╭──

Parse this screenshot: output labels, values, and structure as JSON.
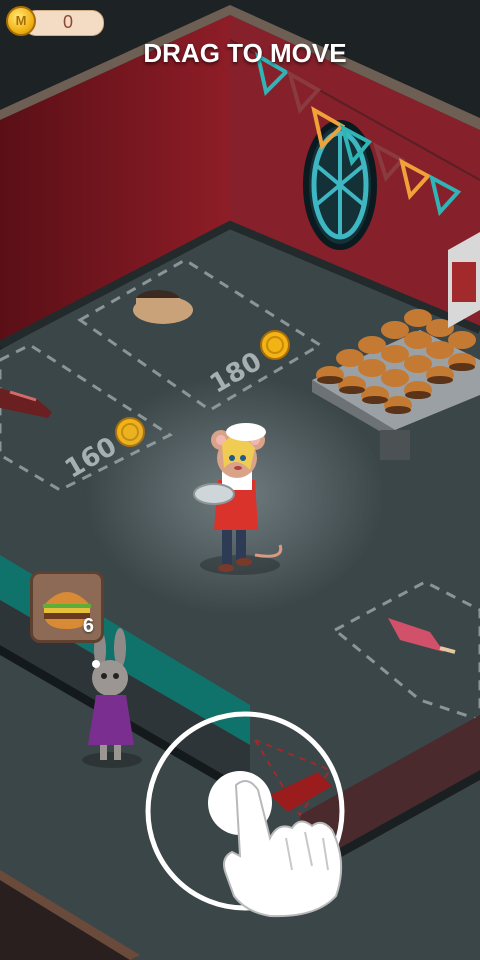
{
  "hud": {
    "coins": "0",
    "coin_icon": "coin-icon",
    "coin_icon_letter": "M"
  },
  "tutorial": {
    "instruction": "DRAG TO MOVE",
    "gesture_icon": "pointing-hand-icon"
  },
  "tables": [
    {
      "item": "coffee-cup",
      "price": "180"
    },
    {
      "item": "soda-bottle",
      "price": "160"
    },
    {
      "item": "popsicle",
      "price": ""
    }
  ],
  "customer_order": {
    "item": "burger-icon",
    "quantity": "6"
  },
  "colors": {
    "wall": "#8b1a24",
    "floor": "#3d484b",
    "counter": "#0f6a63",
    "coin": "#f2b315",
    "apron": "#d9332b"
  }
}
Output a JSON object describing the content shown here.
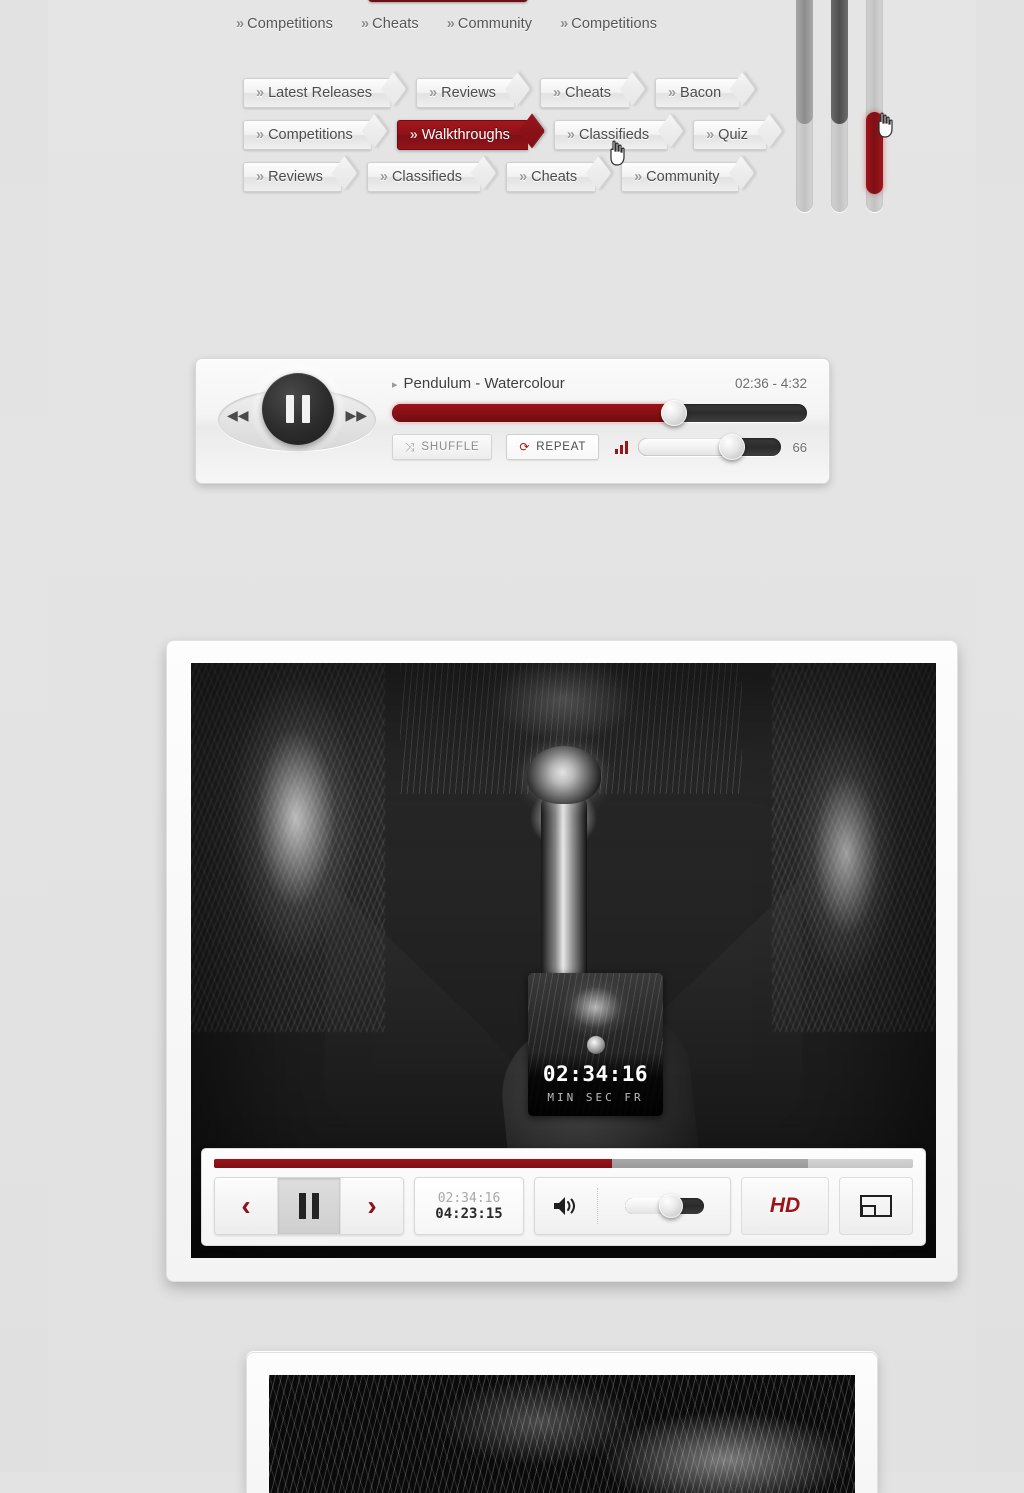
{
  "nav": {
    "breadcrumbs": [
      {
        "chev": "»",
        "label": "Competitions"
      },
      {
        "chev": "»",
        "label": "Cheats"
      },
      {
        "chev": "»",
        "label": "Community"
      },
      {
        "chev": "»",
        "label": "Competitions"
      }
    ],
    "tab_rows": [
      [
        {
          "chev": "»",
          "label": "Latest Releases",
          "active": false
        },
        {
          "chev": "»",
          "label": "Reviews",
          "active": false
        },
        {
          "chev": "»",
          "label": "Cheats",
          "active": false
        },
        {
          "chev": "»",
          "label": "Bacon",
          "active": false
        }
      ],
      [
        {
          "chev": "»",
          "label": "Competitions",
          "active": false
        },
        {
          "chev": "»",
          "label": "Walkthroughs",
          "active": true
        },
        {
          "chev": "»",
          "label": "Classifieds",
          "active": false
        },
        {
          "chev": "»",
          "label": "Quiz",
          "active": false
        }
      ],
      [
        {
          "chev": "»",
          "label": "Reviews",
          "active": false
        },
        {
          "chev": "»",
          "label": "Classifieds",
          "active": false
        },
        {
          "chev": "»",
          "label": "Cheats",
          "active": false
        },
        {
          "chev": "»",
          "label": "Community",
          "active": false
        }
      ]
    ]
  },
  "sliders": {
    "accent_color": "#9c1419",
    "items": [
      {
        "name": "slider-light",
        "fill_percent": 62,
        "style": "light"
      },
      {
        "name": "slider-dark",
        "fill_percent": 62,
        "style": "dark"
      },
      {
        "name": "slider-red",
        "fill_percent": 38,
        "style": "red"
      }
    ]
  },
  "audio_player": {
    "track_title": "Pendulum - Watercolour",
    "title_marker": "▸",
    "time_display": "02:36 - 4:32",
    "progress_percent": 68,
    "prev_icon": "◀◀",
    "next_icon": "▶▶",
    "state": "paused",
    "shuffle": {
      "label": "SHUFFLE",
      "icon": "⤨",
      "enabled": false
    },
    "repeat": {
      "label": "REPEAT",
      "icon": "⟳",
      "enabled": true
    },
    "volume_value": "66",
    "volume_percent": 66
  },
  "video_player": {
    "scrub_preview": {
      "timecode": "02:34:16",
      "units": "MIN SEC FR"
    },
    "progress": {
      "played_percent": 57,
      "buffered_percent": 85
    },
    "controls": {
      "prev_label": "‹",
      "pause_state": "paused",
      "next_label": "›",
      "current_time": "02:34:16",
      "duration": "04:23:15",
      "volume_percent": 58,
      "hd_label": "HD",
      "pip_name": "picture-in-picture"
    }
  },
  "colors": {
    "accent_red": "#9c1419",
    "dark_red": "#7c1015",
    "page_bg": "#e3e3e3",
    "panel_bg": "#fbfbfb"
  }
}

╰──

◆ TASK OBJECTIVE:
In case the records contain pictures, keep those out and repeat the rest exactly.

◆ OUTPUT OF THE TASK:
Parse this screenshot: output labels, values, and structure as JSON.
{
  "hud": {
    "coins": "0",
    "coin_icon": "coin-icon",
    "coin_icon_letter": "M"
  },
  "tutorial": {
    "instruction": "DRAG TO MOVE",
    "gesture_icon": "pointing-hand-icon"
  },
  "tables": [
    {
      "item": "coffee-cup",
      "price": "180"
    },
    {
      "item": "soda-bottle",
      "price": "160"
    },
    {
      "item": "popsicle",
      "price": ""
    }
  ],
  "customer_order": {
    "item": "burger-icon",
    "quantity": "6"
  },
  "colors": {
    "wall": "#8b1a24",
    "floor": "#3d484b",
    "counter": "#0f6a63",
    "coin": "#f2b315",
    "apron": "#d9332b"
  }
}
Output a JSON object describing the content shown here.
{
  "nav": {
    "breadcrumbs": [
      {
        "chev": "»",
        "label": "Competitions"
      },
      {
        "chev": "»",
        "label": "Cheats"
      },
      {
        "chev": "»",
        "label": "Community"
      },
      {
        "chev": "»",
        "label": "Competitions"
      }
    ],
    "tab_rows": [
      [
        {
          "chev": "»",
          "label": "Latest Releases",
          "active": false
        },
        {
          "chev": "»",
          "label": "Reviews",
          "active": false
        },
        {
          "chev": "»",
          "label": "Cheats",
          "active": false
        },
        {
          "chev": "»",
          "label": "Bacon",
          "active": false
        }
      ],
      [
        {
          "chev": "»",
          "label": "Competitions",
          "active": false
        },
        {
          "chev": "»",
          "label": "Walkthroughs",
          "active": true
        },
        {
          "chev": "»",
          "label": "Classifieds",
          "active": false
        },
        {
          "chev": "»",
          "label": "Quiz",
          "active": false
        }
      ],
      [
        {
          "chev": "»",
          "label": "Reviews",
          "active": false
        },
        {
          "chev": "»",
          "label": "Classifieds",
          "active": false
        },
        {
          "chev": "»",
          "label": "Cheats",
          "active": false
        },
        {
          "chev": "»",
          "label": "Community",
          "active": false
        }
      ]
    ]
  },
  "sliders": {
    "accent_color": "#9c1419",
    "items": [
      {
        "name": "slider-light",
        "fill_percent": 62,
        "style": "light"
      },
      {
        "name": "slider-dark",
        "fill_percent": 62,
        "style": "dark"
      },
      {
        "name": "slider-red",
        "fill_percent": 38,
        "style": "red"
      }
    ]
  },
  "audio_player": {
    "track_title": "Pendulum - Watercolour",
    "title_marker": "▸",
    "time_display": "02:36 - 4:32",
    "progress_percent": 68,
    "prev_icon": "◀◀",
    "next_icon": "▶▶",
    "state": "paused",
    "shuffle": {
      "label": "SHUFFLE",
      "icon": "⤨",
      "enabled": false
    },
    "repeat": {
      "label": "REPEAT",
      "icon": "⟳",
      "enabled": true
    },
    "volume_value": "66",
    "volume_percent": 66
  },
  "video_player": {
    "scrub_preview": {
      "timecode": "02:34:16",
      "units": "MIN SEC FR"
    },
    "progress": {
      "played_percent": 57,
      "buffered_percent": 85
    },
    "controls": {
      "prev_label": "‹",
      "pause_state": "paused",
      "next_label": "›",
      "current_time": "02:34:16",
      "duration": "04:23:15",
      "volume_percent": 58,
      "hd_label": "HD",
      "pip_name": "picture-in-picture"
    }
  },
  "colors": {
    "accent_red": "#9c1419",
    "dark_red": "#7c1015",
    "page_bg": "#e3e3e3",
    "panel_bg": "#fbfbfb"
  }
}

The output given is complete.